 Since 1979 I have lived five miles from Stones River battlefield. So I have taken more pictures there than anywhere else over the years. The battle Stones River is listed as either the seventh or eighth bloodiest battle of the Civil War, depending on what list you read. When you consider the number of men engaged, Stones River was the bloodiest battle of the war for the Union. Gettysburg was the bloodiest for the Confederates. Shiloh produced 23,741 casualties of which 13,047 were Union and 10,694 were Confederate. The Confederate forces engaged were 40,335 and Union forces engaged were 62,682. Stones River on the other hand produced  24,645 casualties of which 12,906 were Union and 11,739 were Confederate.  There were 37,739 Confederate forces engaged as opposed  41,400 for the Union. At Shiloh the Union had 21, 282 more troops engaged than at Stones River but virtually the same casualty count.

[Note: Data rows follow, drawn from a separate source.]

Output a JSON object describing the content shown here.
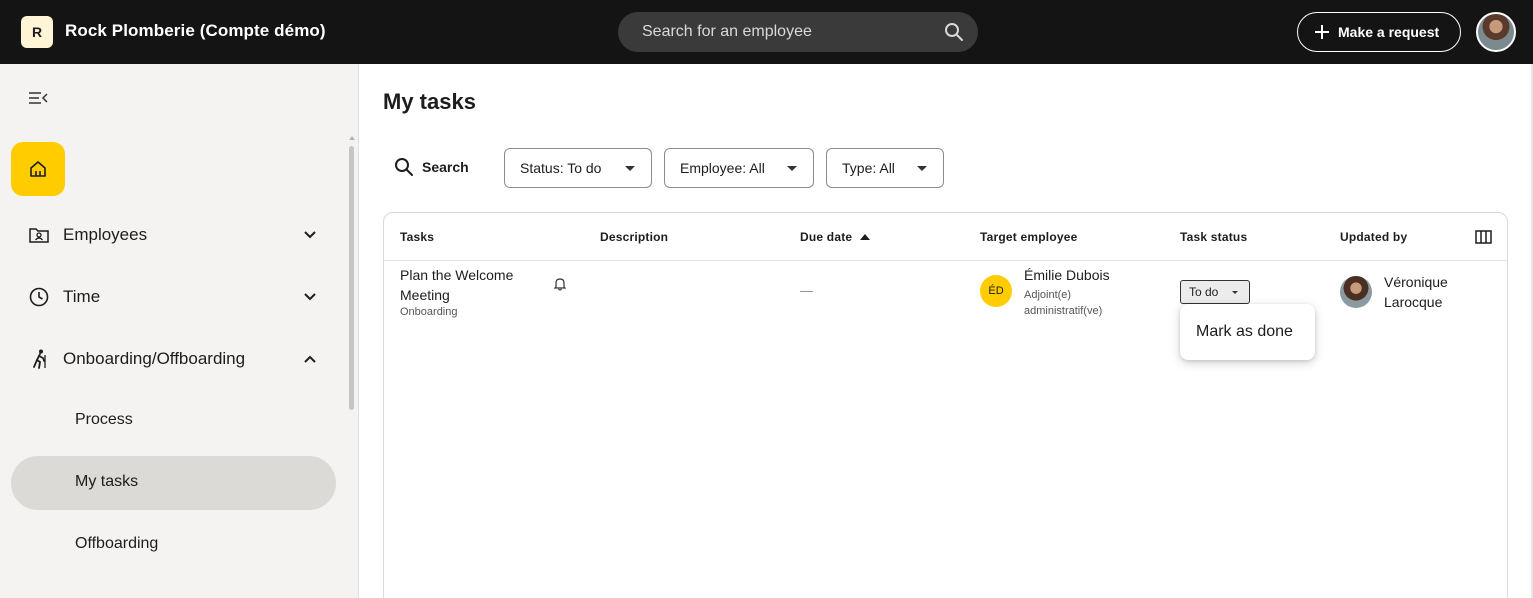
{
  "topbar": {
    "logo_letter": "R",
    "company": "Rock Plomberie (Compte démo)",
    "search_placeholder": "Search for an employee",
    "request_button": "Make a request"
  },
  "sidebar": {
    "items": [
      {
        "label": "Employees"
      },
      {
        "label": "Time"
      },
      {
        "label": "Onboarding/Offboarding"
      }
    ],
    "sub_items": [
      "Process",
      "My tasks",
      "Offboarding"
    ]
  },
  "main": {
    "title": "My tasks",
    "search_label": "Search",
    "filters": [
      "Status: To do",
      "Employee: All",
      "Type: All"
    ],
    "columns": [
      "Tasks",
      "Description",
      "Due date",
      "Target employee",
      "Task status",
      "Updated by"
    ],
    "rows": [
      {
        "task": "Plan the Welcome Meeting",
        "type": "Onboarding",
        "due": "—",
        "employee_initials": "ÉD",
        "employee_name": "Émilie Dubois",
        "employee_role": "Adjoint(e) administratif(ve)",
        "status": "To do",
        "updated_by": "Véronique Larocque"
      }
    ],
    "status_menu": [
      "Mark as done"
    ]
  },
  "colors": {
    "topbar": "#141414",
    "accent": "#ffcc00",
    "sidebar": "#f4f3f1"
  }
}
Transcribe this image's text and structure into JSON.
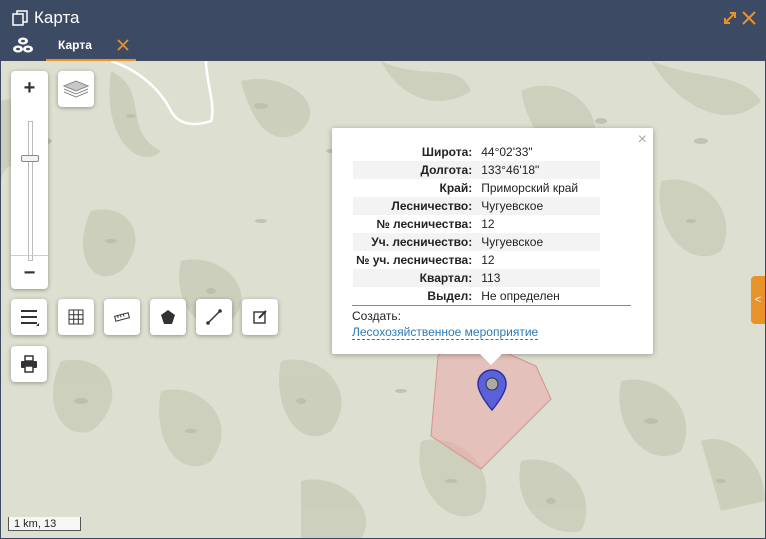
{
  "window": {
    "title": "Карта",
    "icon": "copy-icon",
    "controls": [
      "maximize-icon",
      "close-icon"
    ],
    "accent_color": "#e8922a",
    "header_color": "#3d4a63"
  },
  "tabs": [
    {
      "label": "Карта",
      "active": true
    }
  ],
  "map": {
    "zoom_in_label": "+",
    "zoom_out_label": "−",
    "tools": [
      "layers-icon",
      "menu-icon",
      "grid-icon",
      "ruler-icon",
      "polygon-icon",
      "line-icon",
      "edit-icon",
      "print-icon"
    ],
    "side_toggle_label": "<",
    "scale_label": "1 km, 13"
  },
  "popup": {
    "rows": [
      {
        "key": "Широта:",
        "value": "44°02'33\""
      },
      {
        "key": "Долгота:",
        "value": "133°46'18\""
      },
      {
        "key": "Край:",
        "value": "Приморский край"
      },
      {
        "key": "Лесничество:",
        "value": "Чугуевское"
      },
      {
        "key": "№ лесничества:",
        "value": "12"
      },
      {
        "key": "Уч. лесничество:",
        "value": "Чугуевское"
      },
      {
        "key": "№ уч. лесничества:",
        "value": "12"
      },
      {
        "key": "Квартал:",
        "value": "113"
      },
      {
        "key": "Выдел:",
        "value": "Не определен"
      }
    ],
    "create_label": "Создать:",
    "link_label": "Лесохозяйственное мероприятие",
    "close_label": "×"
  }
}
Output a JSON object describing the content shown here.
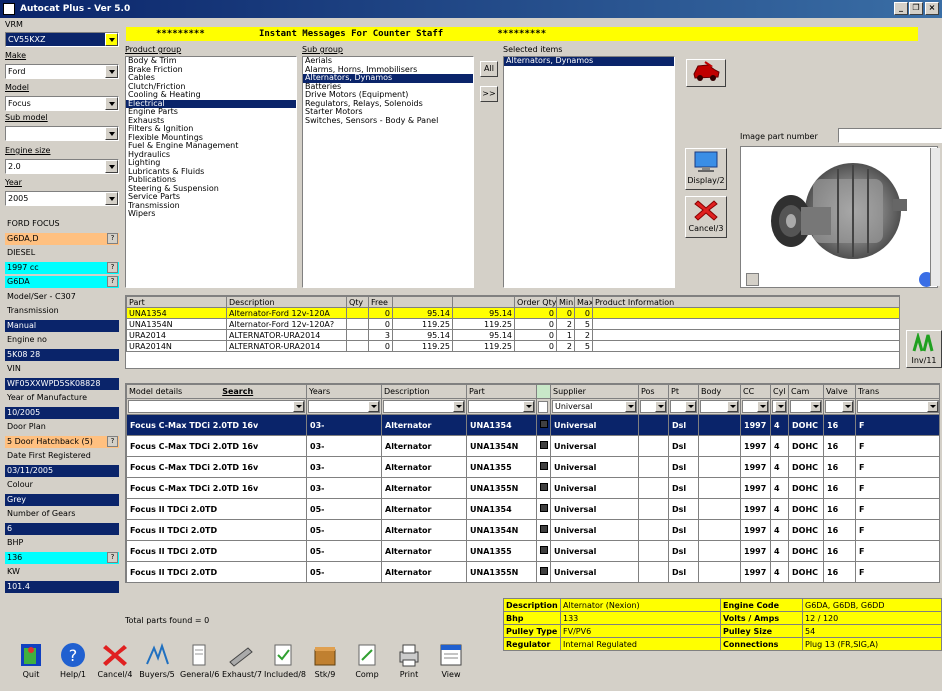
{
  "title": "Autocat Plus - Ver 5.0",
  "window_controls": {
    "min": "_",
    "restore": "❐",
    "close": "×"
  },
  "message": "*********          Instant Messages For Counter Staff          *********",
  "left": {
    "vrm_label": "VRM",
    "vrm_value": "CV55KXZ",
    "make_label": "Make",
    "make_value": "Ford",
    "model_label": "Model",
    "model_value": "Focus",
    "submodel_label": "Sub model",
    "submodel_value": "",
    "engine_label": "Engine size",
    "engine_value": "2.0",
    "year_label": "Year",
    "year_value": "2005",
    "rows": [
      {
        "text": "FORD FOCUS",
        "style": "gray",
        "btn": ""
      },
      {
        "text": "G6DA,D",
        "style": "orange",
        "btn": "?"
      },
      {
        "text": "DIESEL",
        "style": "gray",
        "btn": ""
      },
      {
        "text": "1997 cc",
        "style": "cyan",
        "btn": "?"
      },
      {
        "text": "G6DA",
        "style": "cyan",
        "btn": "?"
      },
      {
        "text": "Model/Ser - C307",
        "style": "gray",
        "btn": ""
      },
      {
        "text": "Transmission",
        "style": "gray",
        "btn": ""
      },
      {
        "text": "Manual",
        "style": "navy",
        "btn": ""
      },
      {
        "text": "Engine no",
        "style": "gray",
        "btn": ""
      },
      {
        "text": "5K08 28",
        "style": "navy",
        "btn": ""
      },
      {
        "text": "VIN",
        "style": "gray",
        "btn": ""
      },
      {
        "text": "WF05XXWPD5SK08828",
        "style": "navy",
        "btn": ""
      },
      {
        "text": "Year of Manufacture",
        "style": "gray",
        "btn": ""
      },
      {
        "text": "10/2005",
        "style": "navy",
        "btn": ""
      },
      {
        "text": "Door Plan",
        "style": "gray",
        "btn": ""
      },
      {
        "text": "5 Door Hatchback (5)",
        "style": "orange",
        "btn": "?"
      },
      {
        "text": "Date First Registered",
        "style": "gray",
        "btn": ""
      },
      {
        "text": "03/11/2005",
        "style": "navy",
        "btn": ""
      },
      {
        "text": "Colour",
        "style": "gray",
        "btn": ""
      },
      {
        "text": "Grey",
        "style": "navy",
        "btn": ""
      },
      {
        "text": "Number of Gears",
        "style": "gray",
        "btn": ""
      },
      {
        "text": "6",
        "style": "navy",
        "btn": ""
      },
      {
        "text": "BHP",
        "style": "gray",
        "btn": ""
      },
      {
        "text": "136",
        "style": "cyan",
        "btn": "?"
      },
      {
        "text": "KW",
        "style": "gray",
        "btn": ""
      },
      {
        "text": "101.4",
        "style": "navy",
        "btn": ""
      }
    ]
  },
  "product_group": {
    "label": "Product group",
    "items": [
      "Body & Trim",
      "Brake Friction",
      "Cables",
      "Clutch/Friction",
      "Cooling & Heating",
      "Electrical",
      "Engine Parts",
      "Exhausts",
      "Filters & Ignition",
      "Flexible Mountings",
      "Fuel & Engine Management",
      "Hydraulics",
      "Lighting",
      "Lubricants & Fluids",
      "Publications",
      "Steering & Suspension",
      "Service Parts",
      "Transmission",
      "Wipers"
    ],
    "selected": 5
  },
  "sub_group": {
    "label": "Sub group",
    "items": [
      "Aerials",
      "Alarms, Horns, Immobilisers",
      "Alternators, Dynamos",
      "Batteries",
      "Drive Motors (Equipment)",
      "Regulators, Relays, Solenoids",
      "Starter Motors",
      "Switches, Sensors - Body & Panel"
    ],
    "selected": 2
  },
  "selected_items": {
    "label": "Selected items",
    "items": [
      "Alternators, Dynamos"
    ]
  },
  "all_button": "All",
  "fwd_button": ">>",
  "image_label": "Image part number",
  "display_button": "Display/2",
  "cancel_button": "Cancel/3",
  "parts_table": {
    "headers": [
      "Part",
      "Description",
      "Qty",
      "Free",
      "",
      "",
      "Order Qty",
      "Min",
      "Max",
      "Product Information"
    ],
    "rows": [
      {
        "cells": [
          "UNA1354",
          "Alternator-Ford 12v-120A",
          "",
          "0",
          "95.14",
          "95.14",
          "0",
          "0",
          "0",
          ""
        ],
        "style": "y"
      },
      {
        "cells": [
          "UNA1354N",
          "Alternator-Ford 12v-120A?",
          "",
          "0",
          "119.25",
          "119.25",
          "0",
          "2",
          "5",
          ""
        ],
        "style": "w"
      },
      {
        "cells": [
          "URA2014",
          "ALTERNATOR-URA2014",
          "",
          "3",
          "95.14",
          "95.14",
          "0",
          "1",
          "2",
          ""
        ],
        "style": "w"
      },
      {
        "cells": [
          "URA2014N",
          "ALTERNATOR-URA2014",
          "",
          "0",
          "119.25",
          "119.25",
          "0",
          "2",
          "5",
          ""
        ],
        "style": "w"
      }
    ]
  },
  "inv_button": "Inv/11",
  "model_table": {
    "headers": [
      "Model details",
      "Search",
      "Years",
      "Description",
      "Part",
      "",
      "Supplier",
      "Pos",
      "Pt",
      "Body",
      "CC",
      "Cyl",
      "Cam",
      "Valve",
      "Trans"
    ],
    "supplier_filter": "Universal",
    "rows": [
      [
        "Focus C-Max TDCi 2.0TD 16v",
        "03-",
        "Alternator",
        "UNA1354",
        "Universal",
        "",
        "Dsl",
        "",
        "1997",
        "4",
        "DOHC",
        "16",
        "F"
      ],
      [
        "Focus C-Max TDCi 2.0TD 16v",
        "03-",
        "Alternator",
        "UNA1354N",
        "Universal",
        "",
        "Dsl",
        "",
        "1997",
        "4",
        "DOHC",
        "16",
        "F"
      ],
      [
        "Focus C-Max TDCi 2.0TD 16v",
        "03-",
        "Alternator",
        "UNA1355",
        "Universal",
        "",
        "Dsl",
        "",
        "1997",
        "4",
        "DOHC",
        "16",
        "F"
      ],
      [
        "Focus C-Max TDCi 2.0TD 16v",
        "03-",
        "Alternator",
        "UNA1355N",
        "Universal",
        "",
        "Dsl",
        "",
        "1997",
        "4",
        "DOHC",
        "16",
        "F"
      ],
      [
        "Focus II TDCi 2.0TD",
        "05-",
        "Alternator",
        "UNA1354",
        "Universal",
        "",
        "Dsl",
        "",
        "1997",
        "4",
        "DOHC",
        "16",
        "F"
      ],
      [
        "Focus II TDCi 2.0TD",
        "05-",
        "Alternator",
        "UNA1354N",
        "Universal",
        "",
        "Dsl",
        "",
        "1997",
        "4",
        "DOHC",
        "16",
        "F"
      ],
      [
        "Focus II TDCi 2.0TD",
        "05-",
        "Alternator",
        "UNA1355",
        "Universal",
        "",
        "Dsl",
        "",
        "1997",
        "4",
        "DOHC",
        "16",
        "F"
      ],
      [
        "Focus II TDCi 2.0TD",
        "05-",
        "Alternator",
        "UNA1355N",
        "Universal",
        "",
        "Dsl",
        "",
        "1997",
        "4",
        "DOHC",
        "16",
        "F"
      ]
    ]
  },
  "total_parts": "Total parts found = 0",
  "details": {
    "rows": [
      [
        "Description",
        "Alternator (Nexion)",
        "Engine Code",
        "G6DA, G6DB, G6DD"
      ],
      [
        "Bhp",
        "133",
        "Volts / Amps",
        "12 / 120"
      ],
      [
        "Pulley Type",
        "FV/PV6",
        "Pulley Size",
        "54"
      ],
      [
        "Regulator",
        "Internal Regulated",
        "Connections",
        "Plug 13 (FR,SIG,A)"
      ]
    ]
  },
  "toolbar": [
    {
      "label": "Quit",
      "icon": "quit-icon"
    },
    {
      "label": "Help/1",
      "icon": "help-icon"
    },
    {
      "label": "Cancel/4",
      "icon": "cancel-icon"
    },
    {
      "label": "Buyers/5",
      "icon": "buyers-icon"
    },
    {
      "label": "General/6",
      "icon": "general-icon"
    },
    {
      "label": "Exhaust/7",
      "icon": "exhaust-icon"
    },
    {
      "label": "Included/8",
      "icon": "included-icon"
    },
    {
      "label": "Stk/9",
      "icon": "stock-icon"
    },
    {
      "label": "Comp",
      "icon": "comp-icon"
    },
    {
      "label": "Print",
      "icon": "print-icon"
    },
    {
      "label": "View",
      "icon": "view-icon"
    }
  ],
  "colors": {
    "navy": "#0a246a",
    "yellow": "#ffff00",
    "cyan": "#00ffff",
    "orange": "#ffc080"
  }
}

There were only 141 more Union soldiers killed at Shiloh than at Stones River. Stones River was also bloody for the Confederate Army. More Confederates fought at Shiloh. The Confederates had 2,596 less troops at Stones River but suffered 1,045 more casualties than at Shiloh. The ten costliest battles of the Civil War were Gettysburg, Chickamauga, Chancellorsville, Spotsylvania, Antietam, the Wilderness, Second Bull Run, Stones River, Shiloh and Ft. Donelson. Fort Donelson was costly because of the large amount of Confederate soldiers that were captured. If you go into a book store or into a library and pick up a history of the Civil War, at least two thirds of the books you will find will talk about every battle but Stones River. It is usually left out altogether or if you are lucky you might find a passing reference Stones River. Even Ken Burns famous documentary on the Civil War left it out. For some reason it is the most ignored major battle of the Civil War. The battle was a tactical draw but a strategic victory for the Union. Stones River was very important to Lincoln however. Probably the lowest point of the Civil War from Lincoln's perspective was the period between Fredricksburg and Gettysburg. Fredricksburg was a bloodbath for Union forces and Chancellorsville was Lee's greatest victory. He decisively defeated a Union force that outnumbered him almost 3 to 1. Stones River was the only shard of light for Lincoln in an otherwise very dark period.

Civil War Murfreesboro

John Hunt Morgan married Martha Ready days before the battle of Stones River 

Union soldiers run in panic during the opening stage of the battle

Union soldiers defend the Slaughter Pen

Russell Qualls in the Slaughter Pen

Russell Qualls in the Slaughter Pen

Russell Qualls in the Slaughter Pen

Russell Qualls

Russell Qualls at Stones River

Russell Qualls

Thomas defends the Nashville Pike - Artillery is where the present day Stones River National Cemetery is

Artist depiction of Garasche's death

Hells Half Acre or The Round Forrest

Confederate attack on the Round Forrest

Artist rendition of Union counter attack across McFadden's Ford

The grandson of William Holland who I knew
The cabin of a Freedman on the Nashville Pike who lived in the community of Cemetery

Union troops who fought at Stones River

A Union Artillery brigade in occupied Murfreesboro

A Confederate reunion near the Confederate monument on the square